[Start of section]

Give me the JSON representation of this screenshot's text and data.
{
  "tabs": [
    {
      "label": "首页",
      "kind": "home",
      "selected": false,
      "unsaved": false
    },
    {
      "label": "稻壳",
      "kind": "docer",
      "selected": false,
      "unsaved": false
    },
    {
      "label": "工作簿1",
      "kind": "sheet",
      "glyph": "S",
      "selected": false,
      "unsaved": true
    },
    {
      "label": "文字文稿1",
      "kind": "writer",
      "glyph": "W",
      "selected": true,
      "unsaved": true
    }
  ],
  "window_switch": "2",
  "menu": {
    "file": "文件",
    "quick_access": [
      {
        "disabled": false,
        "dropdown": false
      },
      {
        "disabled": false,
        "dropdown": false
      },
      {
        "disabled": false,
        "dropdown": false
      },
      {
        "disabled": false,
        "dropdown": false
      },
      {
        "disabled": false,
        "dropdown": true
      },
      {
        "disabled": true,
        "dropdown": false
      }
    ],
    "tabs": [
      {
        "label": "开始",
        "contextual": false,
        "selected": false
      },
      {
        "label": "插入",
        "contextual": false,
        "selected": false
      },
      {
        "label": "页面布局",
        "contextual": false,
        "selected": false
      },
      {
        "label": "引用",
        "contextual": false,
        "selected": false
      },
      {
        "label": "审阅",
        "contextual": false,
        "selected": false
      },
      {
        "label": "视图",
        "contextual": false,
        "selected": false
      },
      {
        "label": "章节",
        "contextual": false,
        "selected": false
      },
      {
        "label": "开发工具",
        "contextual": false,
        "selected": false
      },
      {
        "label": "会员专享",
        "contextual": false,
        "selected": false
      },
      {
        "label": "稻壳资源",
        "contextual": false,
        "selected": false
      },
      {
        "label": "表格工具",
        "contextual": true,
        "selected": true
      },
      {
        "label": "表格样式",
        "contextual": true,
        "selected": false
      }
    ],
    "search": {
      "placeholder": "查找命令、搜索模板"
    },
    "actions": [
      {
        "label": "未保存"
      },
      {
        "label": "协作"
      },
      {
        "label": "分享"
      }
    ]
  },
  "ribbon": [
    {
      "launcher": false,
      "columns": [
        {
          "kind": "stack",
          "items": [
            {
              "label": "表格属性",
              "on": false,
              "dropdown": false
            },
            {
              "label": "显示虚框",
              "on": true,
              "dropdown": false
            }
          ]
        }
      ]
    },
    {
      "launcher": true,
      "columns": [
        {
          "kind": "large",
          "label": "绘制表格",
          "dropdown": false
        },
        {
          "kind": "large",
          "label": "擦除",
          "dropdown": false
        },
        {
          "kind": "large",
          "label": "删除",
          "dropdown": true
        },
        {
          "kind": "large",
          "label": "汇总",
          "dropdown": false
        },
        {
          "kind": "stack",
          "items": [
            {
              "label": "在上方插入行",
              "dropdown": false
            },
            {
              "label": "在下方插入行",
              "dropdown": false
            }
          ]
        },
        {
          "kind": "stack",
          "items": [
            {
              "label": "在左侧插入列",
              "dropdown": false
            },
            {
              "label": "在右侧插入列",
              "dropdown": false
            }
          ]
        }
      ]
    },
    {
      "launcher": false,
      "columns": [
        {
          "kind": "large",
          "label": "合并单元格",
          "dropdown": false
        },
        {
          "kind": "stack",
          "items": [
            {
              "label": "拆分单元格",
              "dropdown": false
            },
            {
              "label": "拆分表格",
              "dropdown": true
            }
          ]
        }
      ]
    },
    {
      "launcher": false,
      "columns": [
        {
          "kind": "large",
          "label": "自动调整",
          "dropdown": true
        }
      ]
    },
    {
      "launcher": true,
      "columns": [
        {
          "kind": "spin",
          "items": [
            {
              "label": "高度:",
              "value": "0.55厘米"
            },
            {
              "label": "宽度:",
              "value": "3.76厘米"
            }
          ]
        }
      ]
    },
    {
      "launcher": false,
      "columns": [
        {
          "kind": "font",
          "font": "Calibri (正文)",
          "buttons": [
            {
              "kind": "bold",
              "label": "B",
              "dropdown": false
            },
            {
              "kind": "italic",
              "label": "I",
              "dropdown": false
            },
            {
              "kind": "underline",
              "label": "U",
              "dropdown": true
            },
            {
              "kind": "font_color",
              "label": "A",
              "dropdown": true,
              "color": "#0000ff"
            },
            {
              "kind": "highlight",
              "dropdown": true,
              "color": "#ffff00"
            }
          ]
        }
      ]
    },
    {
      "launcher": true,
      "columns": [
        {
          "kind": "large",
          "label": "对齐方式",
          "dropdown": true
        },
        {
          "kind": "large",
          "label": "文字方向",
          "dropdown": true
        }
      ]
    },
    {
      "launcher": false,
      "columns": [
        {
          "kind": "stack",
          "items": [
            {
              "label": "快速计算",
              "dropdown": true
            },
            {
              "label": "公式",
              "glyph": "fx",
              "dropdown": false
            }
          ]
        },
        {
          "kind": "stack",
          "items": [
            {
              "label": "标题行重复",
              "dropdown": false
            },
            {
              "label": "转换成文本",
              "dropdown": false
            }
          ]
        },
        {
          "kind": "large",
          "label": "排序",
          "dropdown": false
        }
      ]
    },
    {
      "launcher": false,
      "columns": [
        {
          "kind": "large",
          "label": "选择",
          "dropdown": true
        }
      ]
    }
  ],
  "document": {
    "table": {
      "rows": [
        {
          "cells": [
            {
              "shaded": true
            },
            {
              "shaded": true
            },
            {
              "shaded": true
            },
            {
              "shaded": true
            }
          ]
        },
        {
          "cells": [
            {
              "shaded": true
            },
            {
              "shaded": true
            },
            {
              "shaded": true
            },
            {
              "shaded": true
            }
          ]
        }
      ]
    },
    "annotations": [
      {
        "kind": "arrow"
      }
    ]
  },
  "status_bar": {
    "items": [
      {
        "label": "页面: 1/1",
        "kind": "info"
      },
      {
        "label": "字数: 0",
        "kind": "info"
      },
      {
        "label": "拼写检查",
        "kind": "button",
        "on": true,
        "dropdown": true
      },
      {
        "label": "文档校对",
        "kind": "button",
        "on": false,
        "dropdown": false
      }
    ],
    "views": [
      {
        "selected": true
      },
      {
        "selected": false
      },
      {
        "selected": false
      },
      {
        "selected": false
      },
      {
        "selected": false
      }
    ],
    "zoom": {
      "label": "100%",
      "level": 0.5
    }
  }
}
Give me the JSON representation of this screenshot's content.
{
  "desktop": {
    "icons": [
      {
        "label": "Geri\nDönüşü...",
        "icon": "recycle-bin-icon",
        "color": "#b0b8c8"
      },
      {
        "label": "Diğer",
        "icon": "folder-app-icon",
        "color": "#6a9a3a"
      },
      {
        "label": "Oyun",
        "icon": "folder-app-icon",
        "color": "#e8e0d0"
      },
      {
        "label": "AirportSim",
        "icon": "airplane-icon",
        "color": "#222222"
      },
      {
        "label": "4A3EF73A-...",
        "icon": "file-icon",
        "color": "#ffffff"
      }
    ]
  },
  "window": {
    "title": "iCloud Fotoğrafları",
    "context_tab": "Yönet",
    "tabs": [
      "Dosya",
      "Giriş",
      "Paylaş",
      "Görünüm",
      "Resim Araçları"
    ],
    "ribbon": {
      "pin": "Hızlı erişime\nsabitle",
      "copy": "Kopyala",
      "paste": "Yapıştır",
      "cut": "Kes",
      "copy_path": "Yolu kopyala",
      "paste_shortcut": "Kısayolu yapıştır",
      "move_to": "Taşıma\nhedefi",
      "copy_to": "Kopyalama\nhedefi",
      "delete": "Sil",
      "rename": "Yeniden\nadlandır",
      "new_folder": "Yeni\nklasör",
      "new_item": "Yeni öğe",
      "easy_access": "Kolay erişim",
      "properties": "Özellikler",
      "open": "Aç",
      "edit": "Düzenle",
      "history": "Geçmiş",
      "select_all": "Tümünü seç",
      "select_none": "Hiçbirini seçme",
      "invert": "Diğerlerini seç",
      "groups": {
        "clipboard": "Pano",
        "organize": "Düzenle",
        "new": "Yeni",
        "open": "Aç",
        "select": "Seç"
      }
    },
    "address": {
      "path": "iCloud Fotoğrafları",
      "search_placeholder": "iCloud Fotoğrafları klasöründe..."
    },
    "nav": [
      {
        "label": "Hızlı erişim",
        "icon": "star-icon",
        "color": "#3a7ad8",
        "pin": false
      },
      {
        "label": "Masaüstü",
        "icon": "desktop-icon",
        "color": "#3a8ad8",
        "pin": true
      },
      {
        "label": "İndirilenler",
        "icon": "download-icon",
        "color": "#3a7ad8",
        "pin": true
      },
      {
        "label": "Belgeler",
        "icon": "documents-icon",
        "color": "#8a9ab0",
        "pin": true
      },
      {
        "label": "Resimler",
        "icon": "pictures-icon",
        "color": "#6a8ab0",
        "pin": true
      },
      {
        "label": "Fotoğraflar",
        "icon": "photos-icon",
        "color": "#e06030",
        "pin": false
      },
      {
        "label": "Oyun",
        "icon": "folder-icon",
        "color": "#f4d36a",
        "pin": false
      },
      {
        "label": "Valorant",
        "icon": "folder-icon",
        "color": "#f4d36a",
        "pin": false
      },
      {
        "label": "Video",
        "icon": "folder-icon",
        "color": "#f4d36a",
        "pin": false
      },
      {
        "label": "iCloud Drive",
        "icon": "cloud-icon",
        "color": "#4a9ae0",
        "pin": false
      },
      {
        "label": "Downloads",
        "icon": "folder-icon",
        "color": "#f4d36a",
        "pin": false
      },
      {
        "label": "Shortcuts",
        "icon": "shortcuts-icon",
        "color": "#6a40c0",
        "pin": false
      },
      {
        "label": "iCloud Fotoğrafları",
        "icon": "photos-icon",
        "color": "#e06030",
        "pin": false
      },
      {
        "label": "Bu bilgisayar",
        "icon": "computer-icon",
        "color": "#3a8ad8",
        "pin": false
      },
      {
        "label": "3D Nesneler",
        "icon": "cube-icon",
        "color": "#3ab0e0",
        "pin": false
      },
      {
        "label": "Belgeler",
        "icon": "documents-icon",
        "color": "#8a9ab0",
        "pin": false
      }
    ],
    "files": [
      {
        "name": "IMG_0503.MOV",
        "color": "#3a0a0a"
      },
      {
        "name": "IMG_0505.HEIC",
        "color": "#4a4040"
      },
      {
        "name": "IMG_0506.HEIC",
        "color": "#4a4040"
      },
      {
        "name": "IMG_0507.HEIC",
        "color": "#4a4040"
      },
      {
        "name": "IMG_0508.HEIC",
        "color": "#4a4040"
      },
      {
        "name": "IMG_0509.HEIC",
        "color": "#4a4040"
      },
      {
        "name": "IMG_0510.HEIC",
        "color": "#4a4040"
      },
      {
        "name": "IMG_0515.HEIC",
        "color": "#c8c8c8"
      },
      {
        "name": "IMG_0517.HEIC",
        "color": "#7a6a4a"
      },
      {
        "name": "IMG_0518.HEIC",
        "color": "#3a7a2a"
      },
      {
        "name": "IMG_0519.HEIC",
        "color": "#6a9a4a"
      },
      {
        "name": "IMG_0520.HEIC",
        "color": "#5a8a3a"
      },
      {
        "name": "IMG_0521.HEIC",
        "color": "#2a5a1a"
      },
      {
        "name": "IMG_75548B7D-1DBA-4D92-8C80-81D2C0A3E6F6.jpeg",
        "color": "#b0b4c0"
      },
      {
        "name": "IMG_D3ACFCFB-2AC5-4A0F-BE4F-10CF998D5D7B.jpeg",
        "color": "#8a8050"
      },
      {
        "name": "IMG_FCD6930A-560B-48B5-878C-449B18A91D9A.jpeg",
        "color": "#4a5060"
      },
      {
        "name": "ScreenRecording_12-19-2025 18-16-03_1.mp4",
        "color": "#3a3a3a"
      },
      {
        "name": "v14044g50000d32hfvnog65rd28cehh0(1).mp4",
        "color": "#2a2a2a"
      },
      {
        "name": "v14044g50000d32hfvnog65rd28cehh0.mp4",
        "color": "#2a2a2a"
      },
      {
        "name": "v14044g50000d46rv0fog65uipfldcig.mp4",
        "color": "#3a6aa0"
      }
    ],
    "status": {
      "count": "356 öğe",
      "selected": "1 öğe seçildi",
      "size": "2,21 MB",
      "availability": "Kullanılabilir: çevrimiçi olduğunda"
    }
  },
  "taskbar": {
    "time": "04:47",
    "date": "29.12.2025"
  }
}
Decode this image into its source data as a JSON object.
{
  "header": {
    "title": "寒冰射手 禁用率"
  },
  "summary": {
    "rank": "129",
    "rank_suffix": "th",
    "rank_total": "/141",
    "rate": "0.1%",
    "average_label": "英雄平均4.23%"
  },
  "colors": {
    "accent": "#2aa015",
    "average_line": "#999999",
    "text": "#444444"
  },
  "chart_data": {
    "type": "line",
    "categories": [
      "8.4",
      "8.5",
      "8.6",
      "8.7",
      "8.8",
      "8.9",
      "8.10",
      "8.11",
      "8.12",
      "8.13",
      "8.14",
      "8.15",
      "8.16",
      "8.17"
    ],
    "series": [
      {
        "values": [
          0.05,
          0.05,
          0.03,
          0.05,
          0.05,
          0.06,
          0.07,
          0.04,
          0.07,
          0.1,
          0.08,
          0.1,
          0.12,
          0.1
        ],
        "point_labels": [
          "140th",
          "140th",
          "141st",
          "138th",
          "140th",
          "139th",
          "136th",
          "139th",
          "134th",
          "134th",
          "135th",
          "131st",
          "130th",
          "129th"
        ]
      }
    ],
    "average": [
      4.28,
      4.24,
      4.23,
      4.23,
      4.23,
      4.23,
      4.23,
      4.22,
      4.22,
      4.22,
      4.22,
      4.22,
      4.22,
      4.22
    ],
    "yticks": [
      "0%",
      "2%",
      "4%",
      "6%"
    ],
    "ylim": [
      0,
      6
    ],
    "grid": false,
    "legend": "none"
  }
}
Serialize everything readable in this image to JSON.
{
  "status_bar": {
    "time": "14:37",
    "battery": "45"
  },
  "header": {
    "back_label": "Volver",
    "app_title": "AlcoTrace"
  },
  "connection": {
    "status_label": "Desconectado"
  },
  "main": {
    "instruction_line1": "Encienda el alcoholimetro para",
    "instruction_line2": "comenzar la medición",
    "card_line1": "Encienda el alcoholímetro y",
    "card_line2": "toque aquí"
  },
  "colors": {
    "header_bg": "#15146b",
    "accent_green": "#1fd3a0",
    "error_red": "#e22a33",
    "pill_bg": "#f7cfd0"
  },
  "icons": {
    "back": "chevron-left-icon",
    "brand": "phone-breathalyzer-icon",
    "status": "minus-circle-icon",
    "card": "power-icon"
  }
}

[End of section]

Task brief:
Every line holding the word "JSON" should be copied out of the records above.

Output:
Give me the JSON representation of this screenshot's text and data.
Give me the JSON representation of this screenshot's content.
Decode this image into its source data as a JSON object.
Serialize everything readable in this image to JSON.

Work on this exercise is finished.